Pathogens may impact use of Lake Buffalo
By: Dolores Hamilton
The Texas Institute of Applied Environmental Research will be conducting a study on the North Fork Buffalo Reservoir (Lake Buffalo) to assess the physical, chemical, biological and economic conditions affecting the use of Lake Buffalo. They also will try to determine the level of aquatic recreation that is actually occurring at the lake.
Calvin Clary explained to the city council Monday night the study his group will be performing. “The reason the project is being done is because Buffalo Creek is listed on the Texas 303(d) list which, if you’re not familiar, is a list of impaired water bodies in the State of Texas,” he said.
“Buffalo Creek is one of many streams that is impaired for bacteria. This means that the concentration of E.coli in the creek exceeds the state’s water quality standards,” Clary explained. E. Coli is the non-pathogenic indicator bacteria found in warm-blooded animals. These indicator bacteria are used to assess the possible presence of pathogens that would limit the contact recreation use of a waterbody.
Clary said that over the next 24 months his group would be conducting field surveys, interviews, and holding three public meetings. “We need public participation,” he said.
The public meetings will be held during the months of April through November.

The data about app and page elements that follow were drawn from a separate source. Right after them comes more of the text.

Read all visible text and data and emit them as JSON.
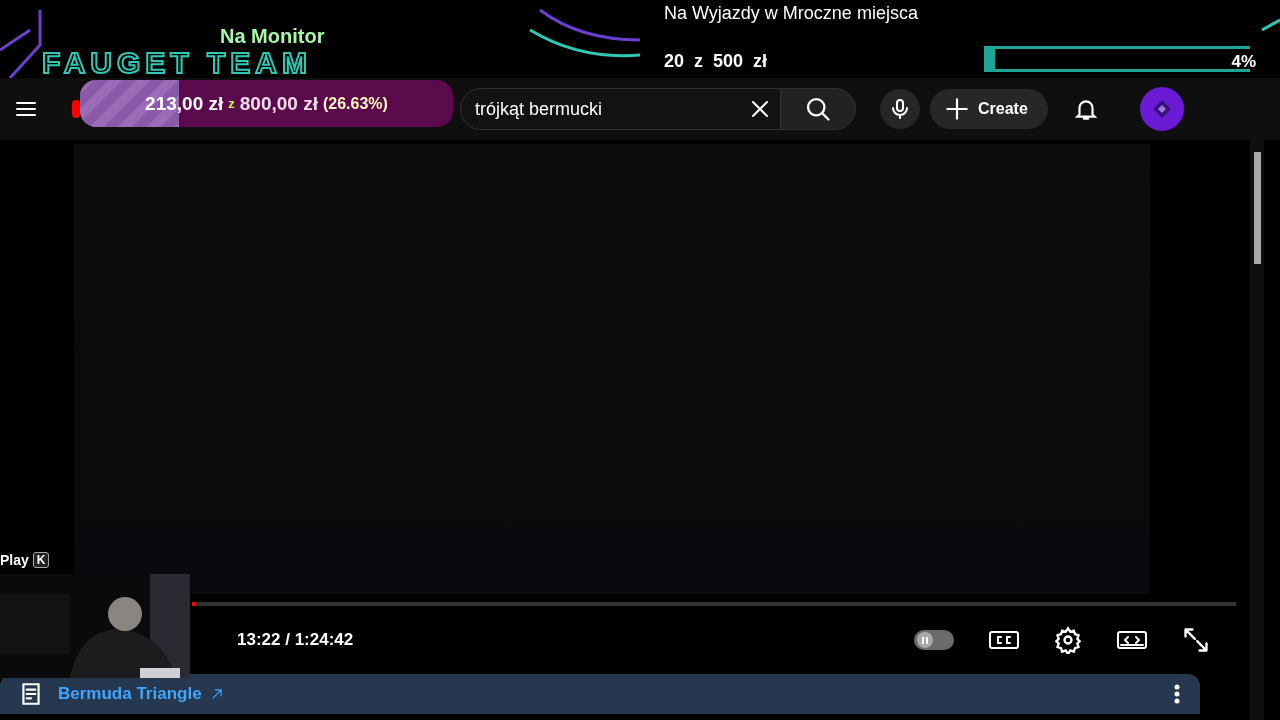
{
  "overlay": {
    "subtitle": "Na Monitor",
    "team_name": "FAUGET TEAM",
    "goal": {
      "title": "Na Wyjazdy w Mroczne miejsca",
      "amount": "20  z  500  zł",
      "percent": "4%",
      "level": 0.04
    },
    "donation": {
      "raised": "213,00 zł",
      "separator": "z",
      "target": "800,00 zł",
      "percent": "(26.63%)",
      "level": 0.2663
    }
  },
  "header": {
    "search": {
      "value": "trójkąt bermucki"
    },
    "create_label": "Create"
  },
  "player": {
    "tooltip": {
      "label": "Play",
      "key": "K"
    },
    "progress": {
      "level": 0.004
    },
    "time": "13:22 / 1:24:42",
    "autoplay": {
      "on": false
    }
  },
  "info_bar": {
    "link": "Bermuda Triangle"
  }
}
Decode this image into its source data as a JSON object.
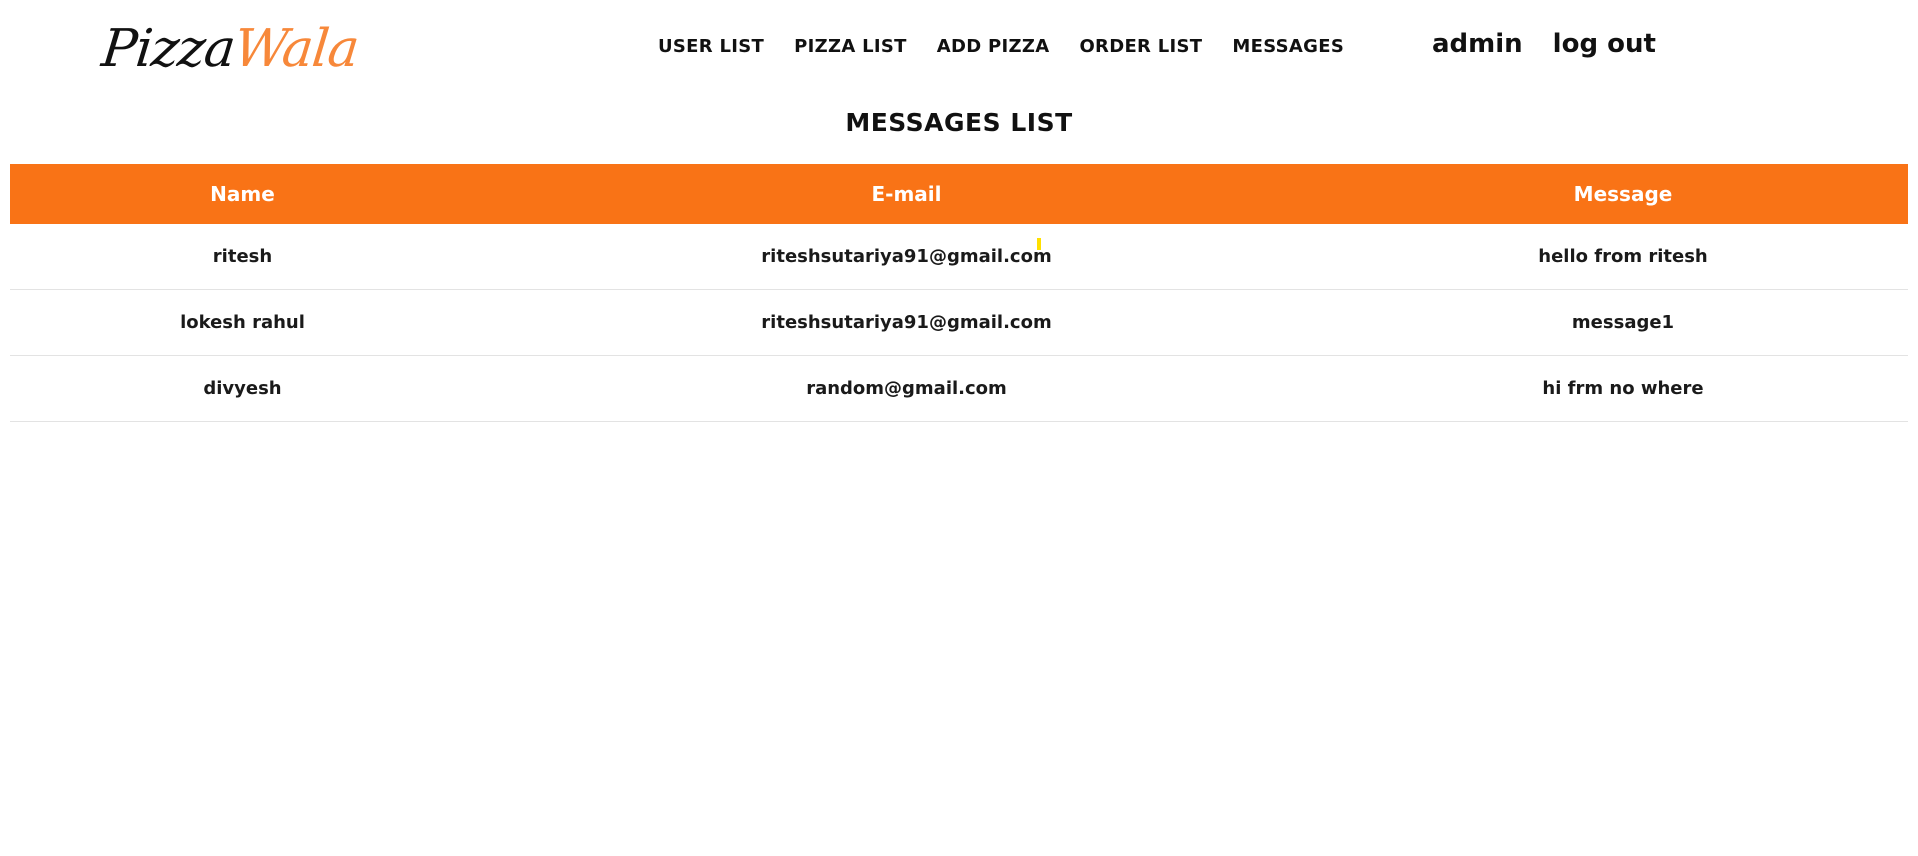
{
  "logo": {
    "part1": "Pizza",
    "part2": "Wala",
    "accent_color": "#f7883a"
  },
  "nav": {
    "items": [
      {
        "label": "USER LIST"
      },
      {
        "label": "PIZZA LIST"
      },
      {
        "label": "ADD PIZZA"
      },
      {
        "label": "ORDER LIST"
      },
      {
        "label": "MESSAGES"
      }
    ]
  },
  "user": {
    "name": "admin",
    "logout_label": "log out"
  },
  "page": {
    "title": "MESSAGES LIST"
  },
  "table": {
    "header_color": "#f97316",
    "columns": [
      "Name",
      "E-mail",
      "Message"
    ],
    "rows": [
      [
        "ritesh",
        "riteshsutariya91@gmail.com",
        "hello from ritesh"
      ],
      [
        "lokesh rahul",
        "riteshsutariya91@gmail.com",
        "message1"
      ],
      [
        "divyesh",
        "random@gmail.com",
        "hi frm no where"
      ]
    ]
  }
}
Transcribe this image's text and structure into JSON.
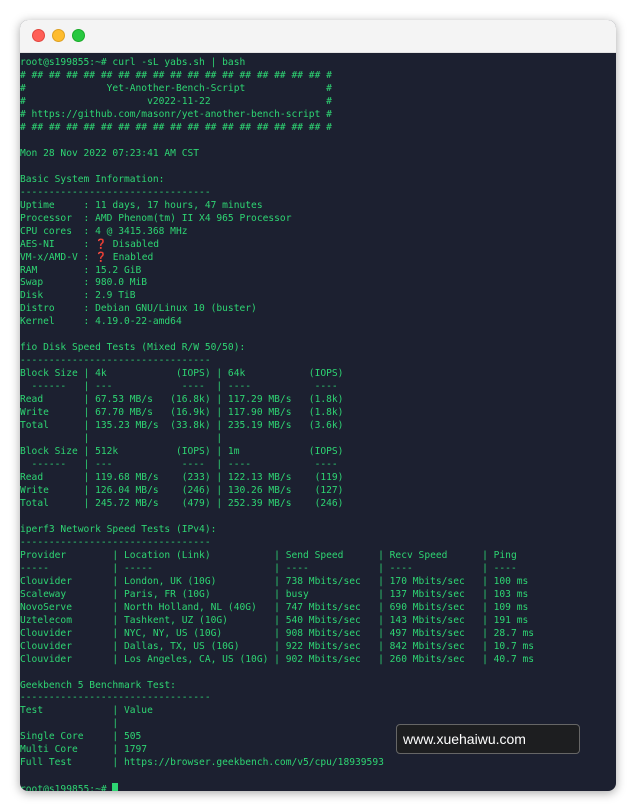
{
  "window": {
    "buttons": [
      "close",
      "minimize",
      "maximize"
    ]
  },
  "terminal": {
    "lines": [
      "root@s199855:~# curl -sL yabs.sh | bash",
      "# ## ## ## ## ## ## ## ## ## ## ## ## ## ## ## ## ## #",
      "#              Yet-Another-Bench-Script              #",
      "#                     v2022-11-22                    #",
      "# https://github.com/masonr/yet-another-bench-script #",
      "# ## ## ## ## ## ## ## ## ## ## ## ## ## ## ## ## ## #",
      "",
      "Mon 28 Nov 2022 07:23:41 AM CST",
      "",
      "Basic System Information:",
      "---------------------------------",
      "Uptime     : 11 days, 17 hours, 47 minutes",
      "Processor  : AMD Phenom(tm) II X4 965 Processor",
      "CPU cores  : 4 @ 3415.368 MHz",
      "AES-NI     : ❓ Disabled",
      "VM-x/AMD-V : ❓ Enabled",
      "RAM        : 15.2 GiB",
      "Swap       : 980.0 MiB",
      "Disk       : 2.9 TiB",
      "Distro     : Debian GNU/Linux 10 (buster)",
      "Kernel     : 4.19.0-22-amd64",
      "",
      "fio Disk Speed Tests (Mixed R/W 50/50):",
      "---------------------------------",
      "Block Size | 4k            (IOPS) | 64k           (IOPS)",
      "  ------   | ---            ----  | ----           ----",
      "Read       | 67.53 MB/s   (16.8k) | 117.29 MB/s   (1.8k)",
      "Write      | 67.70 MB/s   (16.9k) | 117.90 MB/s   (1.8k)",
      "Total      | 135.23 MB/s  (33.8k) | 235.19 MB/s   (3.6k)",
      "           |                      |",
      "Block Size | 512k          (IOPS) | 1m            (IOPS)",
      "  ------   | ---            ----  | ----           ----",
      "Read       | 119.68 MB/s    (233) | 122.13 MB/s    (119)",
      "Write      | 126.04 MB/s    (246) | 130.26 MB/s    (127)",
      "Total      | 245.72 MB/s    (479) | 252.39 MB/s    (246)",
      "",
      "iperf3 Network Speed Tests (IPv4):",
      "---------------------------------",
      "Provider        | Location (Link)           | Send Speed      | Recv Speed      | Ping",
      "-----           | -----                     | ----            | ----            | ----",
      "Clouvider       | London, UK (10G)          | 738 Mbits/sec   | 170 Mbits/sec   | 100 ms",
      "Scaleway        | Paris, FR (10G)           | busy            | 137 Mbits/sec   | 103 ms",
      "NovoServe       | North Holland, NL (40G)   | 747 Mbits/sec   | 690 Mbits/sec   | 109 ms",
      "Uztelecom       | Tashkent, UZ (10G)        | 540 Mbits/sec   | 143 Mbits/sec   | 191 ms",
      "Clouvider       | NYC, NY, US (10G)         | 908 Mbits/sec   | 497 Mbits/sec   | 28.7 ms",
      "Clouvider       | Dallas, TX, US (10G)      | 922 Mbits/sec   | 842 Mbits/sec   | 10.7 ms",
      "Clouvider       | Los Angeles, CA, US (10G) | 902 Mbits/sec   | 260 Mbits/sec   | 40.7 ms",
      "",
      "Geekbench 5 Benchmark Test:",
      "---------------------------------",
      "Test            | Value",
      "                |",
      "Single Core     | 505",
      "Multi Core      | 1797",
      "Full Test       | https://browser.geekbench.com/v5/cpu/18939593",
      "",
      "root@s199855:~# "
    ]
  },
  "watermark": {
    "text": "www.xuehaiwu.com"
  },
  "colors": {
    "terminal_bg": "#1c2030",
    "terminal_text": "#2ed573",
    "titlebar_bg": "#f4f4f4"
  }
}
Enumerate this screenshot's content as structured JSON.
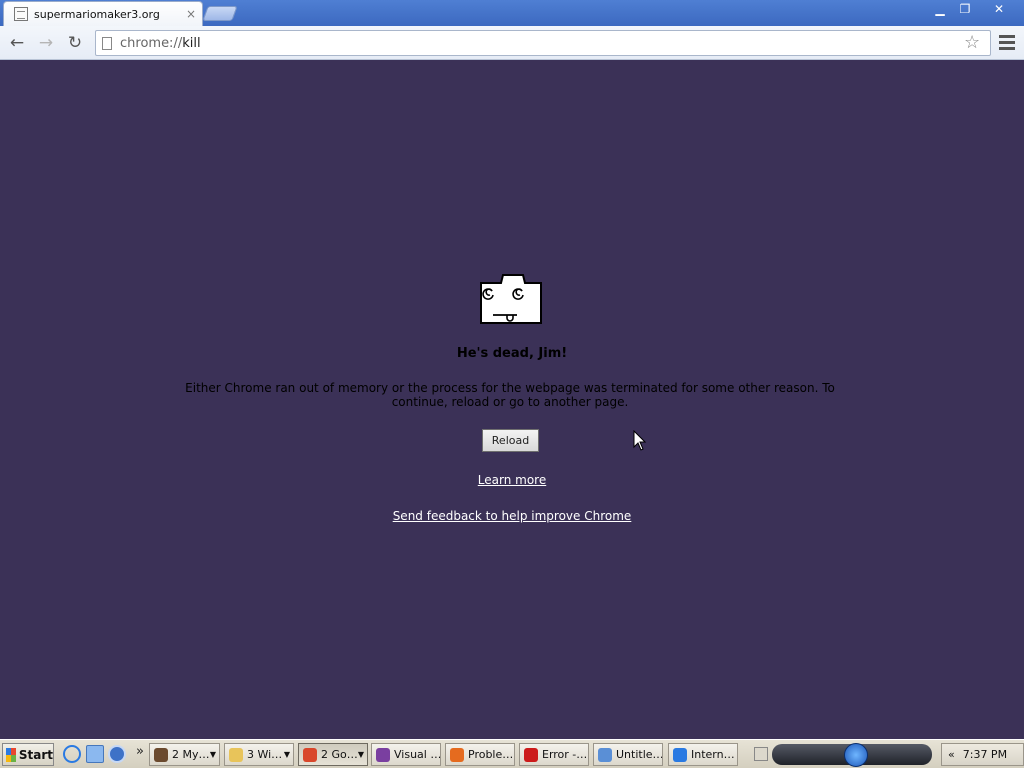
{
  "browser": {
    "tab_title": "supermariomaker3.org",
    "tab_close": "×",
    "window_buttons": {
      "minimize": "▁",
      "maximize": "❐",
      "close": "✕"
    },
    "nav": {
      "back": "←",
      "forward": "→",
      "reload": "↻"
    },
    "url_scheme": "chrome://",
    "url_host": "kill",
    "star": "☆"
  },
  "page": {
    "heading": "He's dead, Jim!",
    "message": "Either Chrome ran out of memory or the process for the webpage was terminated for some other reason.  To continue, reload or go to another page.",
    "reload_label": "Reload",
    "learn_more": "Learn more",
    "feedback": "Send feedback to help improve Chrome"
  },
  "taskbar": {
    "start_label": "Start",
    "quick_launch_more": "»",
    "tasks": [
      {
        "label": "2 My…",
        "icon": "explorer-icon",
        "color": "#6b4a2e",
        "dropdown": true
      },
      {
        "label": "3 Wi…",
        "icon": "folder-icon",
        "color": "#e8c45a",
        "dropdown": true
      },
      {
        "label": "2 Go…",
        "icon": "chrome-icon",
        "color": "#d9472b",
        "dropdown": true,
        "active": true
      },
      {
        "label": "Visual …",
        "icon": "visual-studio-icon",
        "color": "#7a3fa0",
        "dropdown": false
      },
      {
        "label": "Proble…",
        "icon": "firefox-icon",
        "color": "#e56b1f",
        "dropdown": false
      },
      {
        "label": "Error -…",
        "icon": "opera-icon",
        "color": "#cc1b1b",
        "dropdown": false
      },
      {
        "label": "Untitle…",
        "icon": "notepad-icon",
        "color": "#5a8fd6",
        "dropdown": false
      },
      {
        "label": "Intern…",
        "icon": "internet-explorer-icon",
        "color": "#2a7ae2",
        "dropdown": false
      }
    ],
    "tray_chevron": "«",
    "clock": "7:37 PM"
  }
}
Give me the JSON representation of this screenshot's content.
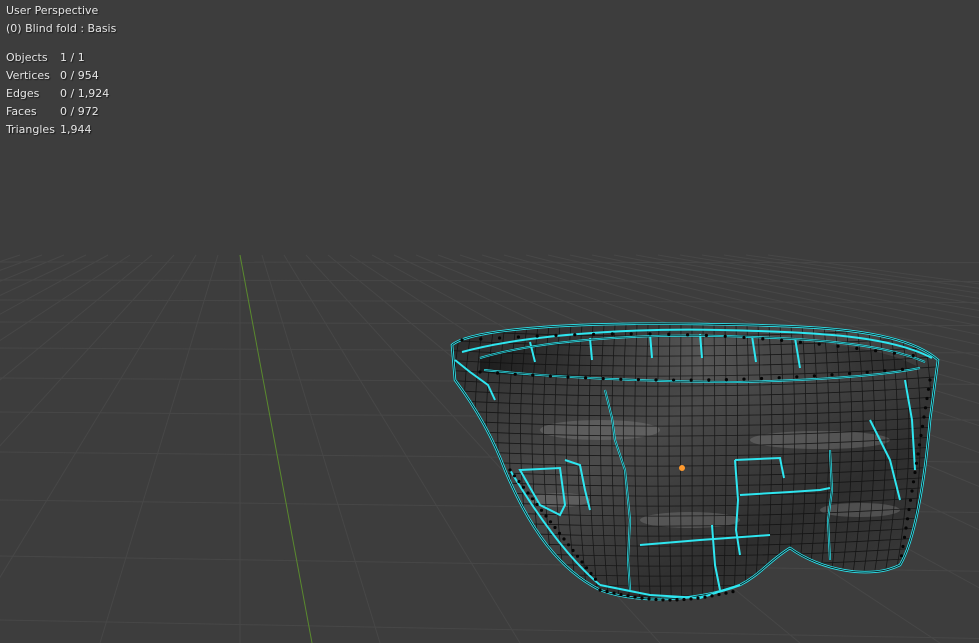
{
  "viewport": {
    "view_name": "User Perspective",
    "object_info": "(0) Blind fold : Basis"
  },
  "stats": [
    {
      "label": "Objects",
      "value": "1 / 1"
    },
    {
      "label": "Vertices",
      "value": "0 / 954"
    },
    {
      "label": "Edges",
      "value": "0 / 1,924"
    },
    {
      "label": "Faces",
      "value": "0 / 972"
    },
    {
      "label": "Triangles",
      "value": "1,944"
    }
  ],
  "colors": {
    "background": "#3d3d3d",
    "grid_line": "#474747",
    "y_axis": "#5a8a2e",
    "seam": "#2ee6f0",
    "mesh_wire": "#101010",
    "origin": "#ff9a2e",
    "text": "#e6e6e6"
  }
}
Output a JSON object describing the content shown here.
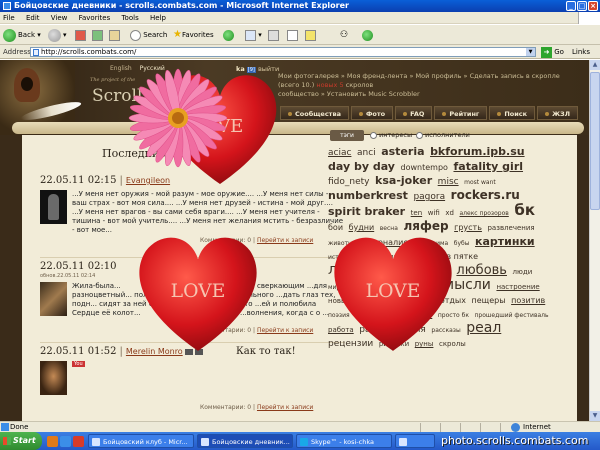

Colt West of Crane-West Marketing was at the meeting to present the first drafts of the proposed city logos. Council members narrowed down the selection and made suggestions. West said they would work on the variations and have them ready for the next council meeting.
The next person to address the council was a representative of McKinstry Energy and Facility Solutions to discuss doing a study of the city’s aging water meters, inefficient lighting of municipal buildings, and maintenance and operation procedures at the wastewater treatment facility.
He described the services his company offers and the ways they can generate savings to the city. Cost of the study is $37,500.
The council tabled taking action until a later meeting.
City manager Mike Price gave the quarterly report on the city’s current financial condition and future needs. Water restrictions were discussed, and Councilman Brad Wynn asked if Wichita Falls implemented Stage 3 water restrictions, would we do the same? Price replied, “Whatever Wichita Falls puts in place, we will mirror.”
A list of streets to be built, rebuilt, or slurred this year was discussed, and council members decided to table the selection until the next meeting when more information would be available.
The Iowa Park school district was given a waiver of the city’s outdoor burning restrictions.
The school has a large pile of brush that was accumulated for the homecoming bonfire that was cancelled due to drought conditions. Contractors working on the athleltic complex need to use the area where the brush pile is located.
Fire Chief Randy Fulbright said he would be comfortable with the waiver. The council agreed to approve the waiver if the fire chief, city manager, and police chief were all agreeable that conditions are right at the time of the controlled burn.